Indeed, Frogh believes so deeply in the power of religious arguments to bring reforms, she plans to get a graduate degree related to Islam. She says many mullahs in Afghanistan are usually only schooled by their fathers, who may be illiterate and not understand the Koran's original Arabic, even if they have memorized it. Her breadth of religious knowledge is key to persuading local religious leaders.

"My goal is to really represent Islam. It's not a religion that oppresses women," Frogh says. "Of course it's very risky. I may lose my life during this process, but if I am able to open a door for rights for one woman, then it is worth it."

She has worked for various humanitarian and development agencies to give women greater rights and education in Afghanistan. Now she works for the Canadian International Development Agency in Afghanistan, consulting on the suitability of projects there, implementing a gender-equity policy, and conducting feasibility studies and other preparations for new projects.

Changing men's perceptions

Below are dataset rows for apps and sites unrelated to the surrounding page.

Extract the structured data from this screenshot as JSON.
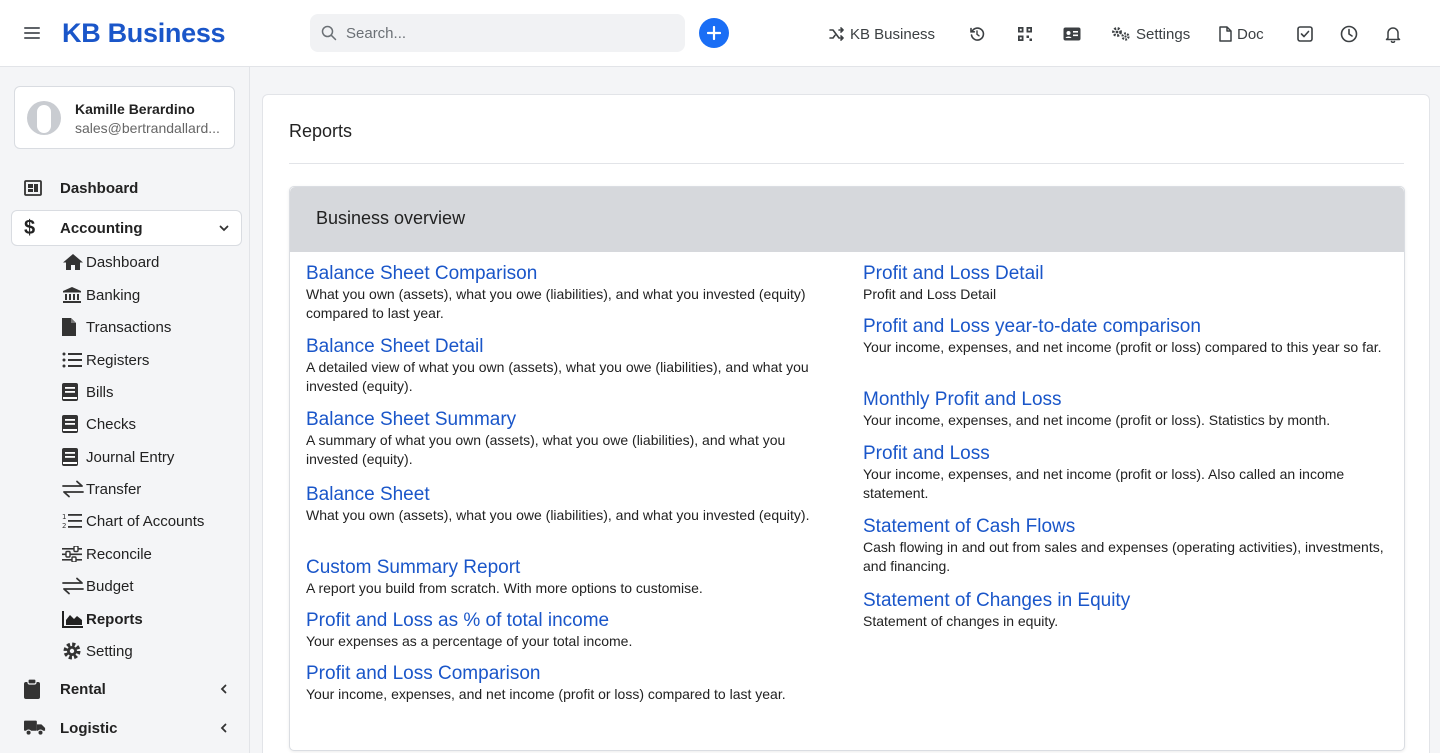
{
  "header": {
    "brand": "KB Business",
    "search_placeholder": "Search...",
    "company_label": "KB Business",
    "settings_label": "Settings",
    "doc_label": "Doc"
  },
  "user": {
    "name": "Kamille Berardino",
    "email": "sales@bertrandallard..."
  },
  "sidebar": {
    "top_items": [
      {
        "label": "Dashboard",
        "icon": "dashboard-icon"
      },
      {
        "label": "Accounting",
        "icon": "dollar-icon"
      },
      {
        "label": "Rental",
        "icon": "clipboard-icon"
      },
      {
        "label": "Logistic",
        "icon": "truck-icon"
      }
    ],
    "sub_items": [
      {
        "label": "Dashboard",
        "icon": "home-icon"
      },
      {
        "label": "Banking",
        "icon": "bank-icon"
      },
      {
        "label": "Transactions",
        "icon": "file-icon"
      },
      {
        "label": "Registers",
        "icon": "list-icon"
      },
      {
        "label": "Bills",
        "icon": "book-icon"
      },
      {
        "label": "Checks",
        "icon": "book-icon"
      },
      {
        "label": "Journal Entry",
        "icon": "book-icon"
      },
      {
        "label": "Transfer",
        "icon": "transfer-icon"
      },
      {
        "label": "Chart of Accounts",
        "icon": "ordered-list-icon"
      },
      {
        "label": "Reconcile",
        "icon": "sliders-icon"
      },
      {
        "label": "Budget",
        "icon": "transfer-icon"
      },
      {
        "label": "Reports",
        "icon": "area-chart-icon"
      },
      {
        "label": "Setting",
        "icon": "gear-icon"
      }
    ]
  },
  "page": {
    "title": "Reports",
    "section_title": "Business overview"
  },
  "reports_left": [
    {
      "title": "Balance Sheet Comparison",
      "desc": "What you own (assets), what you owe (liabilities), and what you invested (equity) compared to last year."
    },
    {
      "title": "Balance Sheet Detail",
      "desc": "A detailed view of what you own (assets), what you owe (liabilities), and what you invested (equity)."
    },
    {
      "title": "Balance Sheet Summary",
      "desc": "A summary of what you own (assets), what you owe (liabilities), and what you invested (equity)."
    },
    {
      "title": "Balance Sheet",
      "desc": "What you own (assets), what you owe (liabilities), and what you invested (equity)."
    },
    {
      "title": "Custom Summary Report",
      "desc": "A report you build from scratch. With more options to customise."
    },
    {
      "title": "Profit and Loss as % of total income",
      "desc": "Your expenses as a percentage of your total income."
    },
    {
      "title": "Profit and Loss Comparison",
      "desc": "Your income, expenses, and net income (profit or loss) compared to last year."
    }
  ],
  "reports_right": [
    {
      "title": "Profit and Loss Detail",
      "desc": "Profit and Loss Detail"
    },
    {
      "title": "Profit and Loss year-to-date comparison",
      "desc": "Your income, expenses, and net income (profit or loss) compared to this year so far."
    },
    {
      "title": "Monthly Profit and Loss",
      "desc": "Your income, expenses, and net income (profit or loss). Statistics by month."
    },
    {
      "title": "Profit and Loss",
      "desc": "Your income, expenses, and net income (profit or loss). Also called an income statement."
    },
    {
      "title": "Statement of Cash Flows",
      "desc": "Cash flowing in and out from sales and expenses (operating activities), investments, and financing."
    },
    {
      "title": "Statement of Changes in Equity",
      "desc": "Statement of changes in equity."
    }
  ],
  "colors": {
    "brand": "#1a56c9",
    "accent": "#1a6ef5",
    "section_header": "#d6d8dc"
  }
}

The mullah in Badakhshan Province is one of many men she persuaded to change with regard to their ideas about women. The first was her father. When her wealthy family fled upheaval in Afghanistan in the 1990s for Pakistan, her father, a rigid former Army officer, had a hard time supporting the family.

Frogh, then in eighth grade, thought of a way to help. She offered her landlord's children tutoring in exchange for cheaper rent.

"It made a difference in the way my father perceived me," Frogh says. "He thought women are consumers [who could] never be providers." He even began to consult her on family decisions.

"Because I was able to have that status in the family, it got me thinking. I could be a lawyer and help other people," she recalls. Even as a child, injustice needled her. She resented the fact that women ate in the kitchen while men dined in the living room. Girls swept the yard, but boys played in it.

Her nation's future: hopeful, tenuous

At the age most American teenagers are learning to drive, Frogh crouched at night on the family's toilet in Pakistan studying English. Only there could she turn on a light without disturbing anyone in their one-room home.

Now, not yet 30, she has President Bush's attention. In February she and women from three other countries met with Washington policymakers and aid donors to discuss women and security. The president made a surprise appearance during the group's meeting with the first lady. With her usual directness, Frogh described Afghanistan's future to the president as hopeful but tenuous.

"There is not justice," she recalls telling Mr. Bush. "The Taliban is very much all over the country. Those [who] have violated human rights, they are the ones in the government." Frogh's solution: After her studies, aim high. "I want to be chief justice."